2. Ensuring spiritual well-being
What we like and dislike can affect how we learn. Activities that we like and interest us provide motivation, whereas activities we dislike can prevent learning.
Pupils’ feelings and personalities have a big effect on how they respond to different activities. Some children are very shy and will not speak in front of others, whereas some love performing. Some pupils like working alone, others are better in a group. Some like to learn by reading, others by talking.
You need to find out what types of activities your pupils like and dislike to help you plan your lessons better. This will fulfil their spiritual well-being, which in turn will help them to learn better.
Case Study 2: Planning to promote spiritual well-being
Having discussed feeling safe with his pupils, Mr Danladi wrote down some different approaches to incorporate into his lessons:
- Most children enjoyed playing with each other. Therefore, group games should appear in lessons regularly.
- Some children liked quiet periods. Therefore, he decided to make time for solitary activities such as reading, writing and drawing.
- All children liked singing and music. Therefore, he decided he could use songs to motivate them and make them happy.
- No child liked to feel scared. Therefore, he should be careful about being angry with them in class. He must also watch out for over-assertive or possibly bullying behaviour from the stronger personalities in the class.
Mr Danladi thought about the individual pupils in his class and watched them carefully as they worked. He noticed how each reacted to different activities.
He used this information to plan lessons that included both solitary and sharing activities. He organised groups so that:
- nobody was isolated;
- there was no conflict of personalities;
- everybody was able to contribute;
- everybody enjoyed working with each other.
Activity 2: Identifying your pupils’ personalities
Think about the different personalities of pupils in your class and how they respond to the way you teach. Ask yourself:
- Which pupils always answer questions?
- Which pupils don’t speak in class?
- How would you describe their personalities?

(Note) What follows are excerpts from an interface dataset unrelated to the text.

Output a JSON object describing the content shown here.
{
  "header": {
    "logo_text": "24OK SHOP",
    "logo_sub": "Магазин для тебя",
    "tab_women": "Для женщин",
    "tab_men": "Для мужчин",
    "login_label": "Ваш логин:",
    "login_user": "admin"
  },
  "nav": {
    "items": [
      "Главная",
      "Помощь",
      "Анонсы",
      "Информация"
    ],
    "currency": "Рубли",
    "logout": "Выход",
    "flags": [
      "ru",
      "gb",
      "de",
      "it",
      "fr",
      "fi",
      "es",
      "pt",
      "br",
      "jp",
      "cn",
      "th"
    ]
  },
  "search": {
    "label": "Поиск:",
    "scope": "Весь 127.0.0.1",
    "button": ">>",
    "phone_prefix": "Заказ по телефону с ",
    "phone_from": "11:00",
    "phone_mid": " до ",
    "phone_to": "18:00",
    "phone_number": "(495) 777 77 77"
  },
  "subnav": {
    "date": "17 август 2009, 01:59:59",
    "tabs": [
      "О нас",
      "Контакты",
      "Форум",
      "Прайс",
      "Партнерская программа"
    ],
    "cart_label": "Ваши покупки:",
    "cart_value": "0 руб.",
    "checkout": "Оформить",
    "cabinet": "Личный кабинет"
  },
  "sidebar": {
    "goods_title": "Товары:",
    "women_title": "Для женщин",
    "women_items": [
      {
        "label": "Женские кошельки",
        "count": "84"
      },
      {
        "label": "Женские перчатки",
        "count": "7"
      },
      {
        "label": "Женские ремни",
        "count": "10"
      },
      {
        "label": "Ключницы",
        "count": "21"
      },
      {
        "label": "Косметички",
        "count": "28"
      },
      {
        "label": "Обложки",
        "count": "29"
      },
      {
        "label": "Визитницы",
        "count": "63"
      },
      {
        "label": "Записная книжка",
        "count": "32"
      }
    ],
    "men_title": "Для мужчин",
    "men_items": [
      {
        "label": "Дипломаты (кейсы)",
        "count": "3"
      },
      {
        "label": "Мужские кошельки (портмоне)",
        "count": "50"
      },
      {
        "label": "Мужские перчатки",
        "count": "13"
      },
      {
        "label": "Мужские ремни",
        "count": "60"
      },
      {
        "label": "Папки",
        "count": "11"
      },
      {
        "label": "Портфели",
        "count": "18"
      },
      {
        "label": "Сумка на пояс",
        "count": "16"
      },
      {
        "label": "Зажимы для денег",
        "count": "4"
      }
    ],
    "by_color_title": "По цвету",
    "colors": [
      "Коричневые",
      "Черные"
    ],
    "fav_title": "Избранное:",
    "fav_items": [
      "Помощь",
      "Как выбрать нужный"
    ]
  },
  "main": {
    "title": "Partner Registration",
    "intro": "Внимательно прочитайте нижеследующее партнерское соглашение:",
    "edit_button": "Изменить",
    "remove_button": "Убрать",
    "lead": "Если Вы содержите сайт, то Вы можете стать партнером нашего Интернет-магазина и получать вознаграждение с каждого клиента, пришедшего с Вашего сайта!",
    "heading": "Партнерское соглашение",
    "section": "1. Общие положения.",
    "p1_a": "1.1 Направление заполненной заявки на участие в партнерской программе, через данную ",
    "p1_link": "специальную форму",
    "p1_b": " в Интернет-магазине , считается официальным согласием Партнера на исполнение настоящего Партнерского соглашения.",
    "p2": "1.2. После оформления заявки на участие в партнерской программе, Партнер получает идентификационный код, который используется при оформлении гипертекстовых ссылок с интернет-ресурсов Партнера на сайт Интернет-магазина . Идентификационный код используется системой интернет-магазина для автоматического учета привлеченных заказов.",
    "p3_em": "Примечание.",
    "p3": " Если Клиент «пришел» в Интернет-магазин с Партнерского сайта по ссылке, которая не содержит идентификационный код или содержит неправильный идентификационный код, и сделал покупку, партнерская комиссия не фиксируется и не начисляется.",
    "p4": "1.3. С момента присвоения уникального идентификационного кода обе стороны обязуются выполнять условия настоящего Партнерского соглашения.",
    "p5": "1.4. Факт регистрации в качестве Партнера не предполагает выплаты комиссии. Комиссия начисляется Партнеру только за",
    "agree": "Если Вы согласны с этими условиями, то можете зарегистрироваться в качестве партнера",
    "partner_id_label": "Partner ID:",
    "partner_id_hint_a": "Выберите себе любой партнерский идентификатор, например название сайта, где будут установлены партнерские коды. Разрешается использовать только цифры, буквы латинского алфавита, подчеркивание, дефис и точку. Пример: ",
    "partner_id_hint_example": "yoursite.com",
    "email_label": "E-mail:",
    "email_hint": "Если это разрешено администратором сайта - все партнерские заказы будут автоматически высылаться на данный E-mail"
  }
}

- Which pupils work well in a group?
- Who works well on their own?
- Which pupils behave badly when in a group?
- Who has difficulties working on their own?
Now think about the activities you use:
- Which are the most popular activities?
- Which are the least popular activities?
- Which activities help the pupils learn best?
Match the pupils to the types of activities that best suit them.
How could you organise the different activities so each pupil would benefit?
Plan a lesson using these ideas. Carry out this lesson and then think:
- Were your ideas correct?
- How did the pupils respond to the lesson?
What would you change next time?